There is a need for the country to amend its anti-money laundering laws and comply with the Financial Action Task Force (FATF) recommendations in order to attract needed foreign direct investments, a report by the Finance Committee of Parliament has stated.
According to the report, which was presented by the Committee’s Chair Mark Assibey Yeboah, the current situation – whereby Ghana is classified on the FATF ‘grey-list’ – poses a threat for businesses and foreign investments into the country.
“The Committee observed that while the grey-list is not a black-list, it serves as a major disincentive for businesses and large corporations as these entities are subjected to stricter accountability rules when dealing with grey-listed countries.
“These accountability requirements tend to increase the cost of doing business with grey-listed countries. Businesses therefore tend to shy away from such countries, and this negatively impacts on foreign direct investments flow,” the report noted.
In 2009, Ghana was blacklisted by FATF as the result of a mutual evaluation exercise on Ghana by the Inter-Governmental Action Group against money laundering in West Africa (GIABA) in respect of the FATF recommendations.
Following this exercise, government took measures to address some of the deficiencies – which subsequently put the country in the ‘grey-list’ after a second round of exercises that was conducted in 2016.
This notwithstanding, Ghana still has not met the revised FATF methodology, as the report of the second evaluation exercise identified some strategic deficiencies in the anti-money laundering regulatory framework.
In order to address these deficiencies and comply with the recommendations, government has therefore decided to review relevant laws – key among which is the current Anti-Money Laundering Act, 2007 (Act 749).
The Anti-Money Laundering bill, 2020, which is currently at the consideration stage in Parliament, seeks to amend and consolidate the laws relating to money laundering.

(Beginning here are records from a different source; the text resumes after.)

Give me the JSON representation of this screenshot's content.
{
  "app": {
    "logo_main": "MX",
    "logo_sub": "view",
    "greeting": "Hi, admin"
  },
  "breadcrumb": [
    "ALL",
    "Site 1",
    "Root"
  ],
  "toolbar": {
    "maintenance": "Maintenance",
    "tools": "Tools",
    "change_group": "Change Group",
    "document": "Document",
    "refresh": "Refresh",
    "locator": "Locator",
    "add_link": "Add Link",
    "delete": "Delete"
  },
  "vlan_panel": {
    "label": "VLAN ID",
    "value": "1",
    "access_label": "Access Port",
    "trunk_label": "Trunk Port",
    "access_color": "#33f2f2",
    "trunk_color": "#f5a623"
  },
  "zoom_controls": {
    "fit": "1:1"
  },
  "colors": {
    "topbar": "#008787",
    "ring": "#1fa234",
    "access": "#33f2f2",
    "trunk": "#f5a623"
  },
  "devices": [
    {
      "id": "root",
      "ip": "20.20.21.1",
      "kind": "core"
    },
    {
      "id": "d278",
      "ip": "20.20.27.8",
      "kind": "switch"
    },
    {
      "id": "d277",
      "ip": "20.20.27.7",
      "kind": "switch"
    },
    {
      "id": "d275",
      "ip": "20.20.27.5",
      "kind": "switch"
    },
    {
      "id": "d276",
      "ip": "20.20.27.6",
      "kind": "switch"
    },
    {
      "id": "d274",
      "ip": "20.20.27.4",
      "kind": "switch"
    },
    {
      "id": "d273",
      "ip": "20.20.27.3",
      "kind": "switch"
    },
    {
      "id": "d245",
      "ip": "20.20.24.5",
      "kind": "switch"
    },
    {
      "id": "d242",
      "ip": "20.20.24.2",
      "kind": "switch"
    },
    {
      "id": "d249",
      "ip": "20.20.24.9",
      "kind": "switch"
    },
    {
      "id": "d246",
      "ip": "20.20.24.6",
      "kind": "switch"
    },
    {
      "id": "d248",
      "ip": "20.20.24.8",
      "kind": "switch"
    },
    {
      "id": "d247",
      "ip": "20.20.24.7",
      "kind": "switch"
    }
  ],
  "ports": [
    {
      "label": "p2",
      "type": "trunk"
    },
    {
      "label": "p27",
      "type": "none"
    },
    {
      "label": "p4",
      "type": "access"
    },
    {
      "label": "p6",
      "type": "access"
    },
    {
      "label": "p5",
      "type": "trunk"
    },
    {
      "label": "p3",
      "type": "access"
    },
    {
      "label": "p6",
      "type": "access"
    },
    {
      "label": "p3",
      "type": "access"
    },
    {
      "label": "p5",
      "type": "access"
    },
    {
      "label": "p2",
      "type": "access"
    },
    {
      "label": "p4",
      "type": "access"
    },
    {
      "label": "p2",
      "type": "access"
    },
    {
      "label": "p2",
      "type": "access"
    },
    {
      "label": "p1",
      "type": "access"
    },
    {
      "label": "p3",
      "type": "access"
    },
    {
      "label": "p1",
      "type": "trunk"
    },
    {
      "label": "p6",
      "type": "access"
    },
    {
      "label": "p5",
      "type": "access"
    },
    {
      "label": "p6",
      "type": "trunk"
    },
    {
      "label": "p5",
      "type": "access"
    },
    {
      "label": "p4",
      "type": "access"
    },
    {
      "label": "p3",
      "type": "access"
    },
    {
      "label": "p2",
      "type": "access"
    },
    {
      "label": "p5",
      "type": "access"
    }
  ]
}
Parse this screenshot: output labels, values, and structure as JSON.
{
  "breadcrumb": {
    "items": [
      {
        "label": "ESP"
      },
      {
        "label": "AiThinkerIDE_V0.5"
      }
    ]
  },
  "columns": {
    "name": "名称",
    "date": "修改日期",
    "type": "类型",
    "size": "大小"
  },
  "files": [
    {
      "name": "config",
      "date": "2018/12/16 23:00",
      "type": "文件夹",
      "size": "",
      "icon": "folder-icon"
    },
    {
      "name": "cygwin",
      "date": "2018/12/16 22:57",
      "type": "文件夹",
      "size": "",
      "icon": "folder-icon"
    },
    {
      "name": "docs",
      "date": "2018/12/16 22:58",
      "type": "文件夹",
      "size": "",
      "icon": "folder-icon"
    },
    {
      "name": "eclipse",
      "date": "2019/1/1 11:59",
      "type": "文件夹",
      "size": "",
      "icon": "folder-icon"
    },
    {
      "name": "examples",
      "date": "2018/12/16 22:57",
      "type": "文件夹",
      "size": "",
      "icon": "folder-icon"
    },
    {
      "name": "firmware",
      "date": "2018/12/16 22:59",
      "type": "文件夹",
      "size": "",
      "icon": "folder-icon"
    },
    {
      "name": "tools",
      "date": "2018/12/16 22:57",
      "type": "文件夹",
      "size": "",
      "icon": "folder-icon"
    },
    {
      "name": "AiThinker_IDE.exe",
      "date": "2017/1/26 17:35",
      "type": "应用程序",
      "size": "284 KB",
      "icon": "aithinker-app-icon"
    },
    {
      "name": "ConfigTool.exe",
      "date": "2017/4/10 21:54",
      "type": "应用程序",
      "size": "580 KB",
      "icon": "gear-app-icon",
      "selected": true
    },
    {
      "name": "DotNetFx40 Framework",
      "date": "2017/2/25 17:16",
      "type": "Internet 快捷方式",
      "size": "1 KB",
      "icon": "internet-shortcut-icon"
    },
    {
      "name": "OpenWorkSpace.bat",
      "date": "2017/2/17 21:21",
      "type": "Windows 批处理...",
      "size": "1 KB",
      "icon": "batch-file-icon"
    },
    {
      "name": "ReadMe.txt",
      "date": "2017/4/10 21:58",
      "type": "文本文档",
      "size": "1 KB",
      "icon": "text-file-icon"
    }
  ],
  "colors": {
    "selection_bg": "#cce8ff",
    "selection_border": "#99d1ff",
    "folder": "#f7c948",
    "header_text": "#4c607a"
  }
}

The bill seeks to, among others, grant supervisory mandate to the Financial Intelligence Centre to provide for an effective, proportionate and dissuasive sanctions regime for various money laundering infractions; and to clearly designate an anti-money laundering and counter financing of terrorism for designated non-bank financial businesses and professions, and to provide for powers and responsibilities of various anti-money laundering and counter financing of terrorism regulatory and suspensory regimes.
It also contains elaborate provisions on key areas, particularly the assessment of risks, national cooperation and coordination, customer due diligence and reporting suspicious transactions.